Mix 2 tablespoons of white vinegar with a gallon of water, and dispense into a used spray bottle. Squirt on, then scrub with newspaper, not paper towels, which cause streaking.
If you’re out of vinegar or don’t like its smell, you can substitute undiluted lemon juice or club soda.
Carpets And Rugs
Keeping carpets clean is less daunting than you might think, even after a season of tracked-in dirt and salt.
Beat Those Rugs
Take any removable rugs outside and beat the dust and hair out with a broom.
You’ve probably heard the old tip that club soda works well on carpet stains. It’s true, but you have to attack the mess right away. Lift off any solids, then liberally pour on club soda. Blot with an old rag. The soda’s carbonation brings the spill to the surface, and the salts in the soda thwart staining.
For big spills, dump cornmeal on the mess, wait 5 to 15 minutes, and vacuum up the gunk.
Make your own by mixing: 1/4 cup liquid soap or detergent in a blender, with 1/3 cup water. Mix until foamy. Spray on, then rinse with vinegar.
Sprinkle baking soda or cornstarch on the carpet or rug, using about 1 cup per medium-sized room. Vacuum after 30 minutes.
Mix equal parts of lemon juice and olive and oil.

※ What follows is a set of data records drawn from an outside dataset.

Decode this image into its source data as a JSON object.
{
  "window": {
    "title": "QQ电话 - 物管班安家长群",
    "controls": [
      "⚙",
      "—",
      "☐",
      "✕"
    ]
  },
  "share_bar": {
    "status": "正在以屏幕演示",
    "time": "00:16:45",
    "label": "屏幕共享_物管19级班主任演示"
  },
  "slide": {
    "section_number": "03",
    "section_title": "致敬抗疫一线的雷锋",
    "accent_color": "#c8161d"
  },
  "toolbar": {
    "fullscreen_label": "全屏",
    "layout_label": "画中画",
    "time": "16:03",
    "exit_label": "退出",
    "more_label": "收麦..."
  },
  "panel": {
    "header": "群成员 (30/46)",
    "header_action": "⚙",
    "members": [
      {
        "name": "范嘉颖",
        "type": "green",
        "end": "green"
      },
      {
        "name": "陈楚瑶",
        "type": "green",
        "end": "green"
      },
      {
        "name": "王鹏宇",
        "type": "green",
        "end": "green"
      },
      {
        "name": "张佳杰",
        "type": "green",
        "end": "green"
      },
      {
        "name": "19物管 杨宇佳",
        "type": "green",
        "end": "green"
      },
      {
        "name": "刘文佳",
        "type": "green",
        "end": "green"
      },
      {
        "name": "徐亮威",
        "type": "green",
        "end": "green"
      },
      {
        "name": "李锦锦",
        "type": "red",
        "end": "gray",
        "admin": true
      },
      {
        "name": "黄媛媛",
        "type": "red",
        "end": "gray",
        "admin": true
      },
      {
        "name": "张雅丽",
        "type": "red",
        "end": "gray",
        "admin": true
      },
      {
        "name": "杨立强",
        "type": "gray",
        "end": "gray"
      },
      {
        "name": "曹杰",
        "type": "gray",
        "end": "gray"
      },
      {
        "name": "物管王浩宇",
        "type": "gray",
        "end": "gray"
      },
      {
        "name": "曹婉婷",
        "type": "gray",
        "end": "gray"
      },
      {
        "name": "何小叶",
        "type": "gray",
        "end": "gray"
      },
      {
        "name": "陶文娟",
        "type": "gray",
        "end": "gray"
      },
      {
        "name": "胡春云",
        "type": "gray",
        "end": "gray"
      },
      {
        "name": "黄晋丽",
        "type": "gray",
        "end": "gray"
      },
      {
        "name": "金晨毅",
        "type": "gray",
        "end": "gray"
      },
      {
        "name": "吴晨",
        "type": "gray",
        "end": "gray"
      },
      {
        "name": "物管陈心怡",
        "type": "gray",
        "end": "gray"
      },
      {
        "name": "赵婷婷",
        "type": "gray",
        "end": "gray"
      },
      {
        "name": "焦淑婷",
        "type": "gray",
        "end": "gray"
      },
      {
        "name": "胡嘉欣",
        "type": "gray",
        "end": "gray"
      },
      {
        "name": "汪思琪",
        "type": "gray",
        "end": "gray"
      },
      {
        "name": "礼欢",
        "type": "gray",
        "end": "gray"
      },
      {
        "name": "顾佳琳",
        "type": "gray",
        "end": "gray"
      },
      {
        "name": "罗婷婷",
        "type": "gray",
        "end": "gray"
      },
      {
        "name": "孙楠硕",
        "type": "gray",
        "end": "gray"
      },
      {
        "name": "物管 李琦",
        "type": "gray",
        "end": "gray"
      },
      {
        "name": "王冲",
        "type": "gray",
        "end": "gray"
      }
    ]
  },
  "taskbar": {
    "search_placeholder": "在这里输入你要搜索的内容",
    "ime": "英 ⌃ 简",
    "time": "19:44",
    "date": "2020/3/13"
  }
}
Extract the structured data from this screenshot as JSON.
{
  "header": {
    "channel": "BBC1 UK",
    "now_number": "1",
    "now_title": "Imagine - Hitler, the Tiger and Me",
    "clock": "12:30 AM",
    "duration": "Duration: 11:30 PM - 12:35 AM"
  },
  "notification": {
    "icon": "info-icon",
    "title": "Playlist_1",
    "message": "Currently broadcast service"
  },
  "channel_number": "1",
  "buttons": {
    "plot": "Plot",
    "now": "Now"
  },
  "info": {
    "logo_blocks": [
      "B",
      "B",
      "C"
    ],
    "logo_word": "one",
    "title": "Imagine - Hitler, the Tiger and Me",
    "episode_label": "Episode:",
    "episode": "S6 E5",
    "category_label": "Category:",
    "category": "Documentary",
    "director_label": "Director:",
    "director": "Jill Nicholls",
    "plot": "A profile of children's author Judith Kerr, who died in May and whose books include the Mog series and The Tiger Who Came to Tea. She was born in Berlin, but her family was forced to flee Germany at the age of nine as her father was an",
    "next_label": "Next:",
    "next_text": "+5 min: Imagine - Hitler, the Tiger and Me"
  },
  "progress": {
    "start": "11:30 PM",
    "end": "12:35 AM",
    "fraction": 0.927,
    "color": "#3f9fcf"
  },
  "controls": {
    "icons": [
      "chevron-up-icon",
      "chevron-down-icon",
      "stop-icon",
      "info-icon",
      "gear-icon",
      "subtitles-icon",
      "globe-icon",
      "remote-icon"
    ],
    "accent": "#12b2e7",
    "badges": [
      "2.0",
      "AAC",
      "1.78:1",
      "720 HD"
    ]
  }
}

Apply a small amount to a cloth, and rub onto the furniture in long, even strokes.
Posted on: Monday the 9th of July 2012.
Total views: 870
Written by: Dawn Musick